Exercise: Please return all of the entries below exactly as they are written.

Source material:
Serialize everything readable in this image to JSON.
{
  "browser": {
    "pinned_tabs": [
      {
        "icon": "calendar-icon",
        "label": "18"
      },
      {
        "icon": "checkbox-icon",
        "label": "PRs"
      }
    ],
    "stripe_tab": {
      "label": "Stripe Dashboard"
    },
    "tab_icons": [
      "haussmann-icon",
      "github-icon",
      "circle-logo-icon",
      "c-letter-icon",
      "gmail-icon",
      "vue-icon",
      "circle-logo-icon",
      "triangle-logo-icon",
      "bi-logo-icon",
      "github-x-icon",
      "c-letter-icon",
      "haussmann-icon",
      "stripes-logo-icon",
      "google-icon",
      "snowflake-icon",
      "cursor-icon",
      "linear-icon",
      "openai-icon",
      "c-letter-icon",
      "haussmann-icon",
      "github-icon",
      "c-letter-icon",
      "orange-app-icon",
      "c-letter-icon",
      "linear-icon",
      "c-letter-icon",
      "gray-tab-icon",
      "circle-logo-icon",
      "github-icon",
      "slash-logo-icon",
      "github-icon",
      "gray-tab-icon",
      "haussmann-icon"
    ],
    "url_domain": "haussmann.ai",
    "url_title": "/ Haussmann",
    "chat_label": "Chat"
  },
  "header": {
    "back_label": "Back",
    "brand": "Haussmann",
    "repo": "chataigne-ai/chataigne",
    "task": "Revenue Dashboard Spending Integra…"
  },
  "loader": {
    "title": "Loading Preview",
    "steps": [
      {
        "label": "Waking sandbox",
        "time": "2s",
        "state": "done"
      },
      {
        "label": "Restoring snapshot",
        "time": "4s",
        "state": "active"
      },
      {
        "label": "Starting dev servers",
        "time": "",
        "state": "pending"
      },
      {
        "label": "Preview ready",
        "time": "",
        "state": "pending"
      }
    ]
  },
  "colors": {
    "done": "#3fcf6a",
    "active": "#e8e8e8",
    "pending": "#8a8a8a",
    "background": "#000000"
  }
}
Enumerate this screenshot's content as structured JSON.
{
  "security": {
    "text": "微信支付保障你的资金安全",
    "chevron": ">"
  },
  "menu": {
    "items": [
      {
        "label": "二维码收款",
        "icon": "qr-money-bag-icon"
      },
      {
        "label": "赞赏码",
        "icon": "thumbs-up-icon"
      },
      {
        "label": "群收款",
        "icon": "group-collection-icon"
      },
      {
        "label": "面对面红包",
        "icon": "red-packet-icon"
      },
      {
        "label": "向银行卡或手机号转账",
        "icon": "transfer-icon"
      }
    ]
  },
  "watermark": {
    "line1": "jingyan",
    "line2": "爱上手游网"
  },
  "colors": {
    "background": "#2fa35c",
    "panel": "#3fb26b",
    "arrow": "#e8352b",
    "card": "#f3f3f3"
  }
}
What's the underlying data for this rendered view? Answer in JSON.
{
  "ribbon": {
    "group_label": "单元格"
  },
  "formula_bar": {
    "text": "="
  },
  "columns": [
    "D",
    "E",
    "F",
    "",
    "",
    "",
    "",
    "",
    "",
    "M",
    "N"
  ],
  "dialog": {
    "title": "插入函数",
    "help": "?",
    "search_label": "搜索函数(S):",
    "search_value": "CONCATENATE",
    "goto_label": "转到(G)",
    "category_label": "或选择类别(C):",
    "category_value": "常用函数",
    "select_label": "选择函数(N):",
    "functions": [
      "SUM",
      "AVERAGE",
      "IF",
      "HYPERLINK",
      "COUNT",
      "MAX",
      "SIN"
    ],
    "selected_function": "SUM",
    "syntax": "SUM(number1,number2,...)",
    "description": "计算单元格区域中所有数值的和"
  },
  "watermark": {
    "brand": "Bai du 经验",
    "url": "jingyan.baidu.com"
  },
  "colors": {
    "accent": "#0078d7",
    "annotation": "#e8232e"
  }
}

Task result:
Serialize everything readable in this image to JSON.
{
  "browser": {
    "pinned_tabs": [
      {
        "icon": "calendar-icon",
        "label": "18"
      },
      {
        "icon": "checkbox-icon",
        "label": "PRs"
      }
    ],
    "stripe_tab": {
      "label": "Stripe Dashboard"
    },
    "tab_icons": [
      "haussmann-icon",
      "github-icon",
      "circle-logo-icon",
      "c-letter-icon",
      "gmail-icon",
      "vue-icon",
      "circle-logo-icon",
      "triangle-logo-icon",
      "bi-logo-icon",
      "github-x-icon",
      "c-letter-icon",
      "haussmann-icon",
      "stripes-logo-icon",
      "google-icon",
      "snowflake-icon",
      "cursor-icon",
      "linear-icon",
      "openai-icon",
      "c-letter-icon",
      "haussmann-icon",
      "github-icon",
      "c-letter-icon",
      "orange-app-icon",
      "c-letter-icon",
      "linear-icon",
      "c-letter-icon",
      "gray-tab-icon",
      "circle-logo-icon",
      "github-icon",
      "slash-logo-icon",
      "github-icon",
      "gray-tab-icon",
      "haussmann-icon"
    ],
    "url_domain": "haussmann.ai",
    "url_title": "/ Haussmann",
    "chat_label": "Chat"
  },
  "header": {
    "back_label": "Back",
    "brand": "Haussmann",
    "repo": "chataigne-ai/chataigne",
    "task": "Revenue Dashboard Spending Integra…"
  },
  "loader": {
    "title": "Loading Preview",
    "steps": [
      {
        "label": "Waking sandbox",
        "time": "2s",
        "state": "done"
      },
      {
        "label": "Restoring snapshot",
        "time": "4s",
        "state": "active"
      },
      {
        "label": "Starting dev servers",
        "time": "",
        "state": "pending"
      },
      {
        "label": "Preview ready",
        "time": "",
        "state": "pending"
      }
    ]
  },
  "colors": {
    "done": "#3fcf6a",
    "active": "#e8e8e8",
    "pending": "#8a8a8a",
    "background": "#000000"
  }
}
Enumerate this screenshot's content as structured JSON.
{
  "security": {
    "text": "微信支付保障你的资金安全",
    "chevron": ">"
  },
  "menu": {
    "items": [
      {
        "label": "二维码收款",
        "icon": "qr-money-bag-icon"
      },
      {
        "label": "赞赏码",
        "icon": "thumbs-up-icon"
      },
      {
        "label": "群收款",
        "icon": "group-collection-icon"
      },
      {
        "label": "面对面红包",
        "icon": "red-packet-icon"
      },
      {
        "label": "向银行卡或手机号转账",
        "icon": "transfer-icon"
      }
    ]
  },
  "watermark": {
    "line1": "jingyan",
    "line2": "爱上手游网"
  },
  "colors": {
    "background": "#2fa35c",
    "panel": "#3fb26b",
    "arrow": "#e8352b",
    "card": "#f3f3f3"
  }
}
What's the underlying data for this rendered view? Answer in JSON.
{
  "ribbon": {
    "group_label": "单元格"
  },
  "formula_bar": {
    "text": "="
  },
  "columns": [
    "D",
    "E",
    "F",
    "",
    "",
    "",
    "",
    "",
    "",
    "M",
    "N"
  ],
  "dialog": {
    "title": "插入函数",
    "help": "?",
    "search_label": "搜索函数(S):",
    "search_value": "CONCATENATE",
    "goto_label": "转到(G)",
    "category_label": "或选择类别(C):",
    "category_value": "常用函数",
    "select_label": "选择函数(N):",
    "functions": [
      "SUM",
      "AVERAGE",
      "IF",
      "HYPERLINK",
      "COUNT",
      "MAX",
      "SIN"
    ],
    "selected_function": "SUM",
    "syntax": "SUM(number1,number2,...)",
    "description": "计算单元格区域中所有数值的和"
  },
  "watermark": {
    "brand": "Bai du 经验",
    "url": "jingyan.baidu.com"
  },
  "colors": {
    "accent": "#0078d7",
    "annotation": "#e8232e"
  }
}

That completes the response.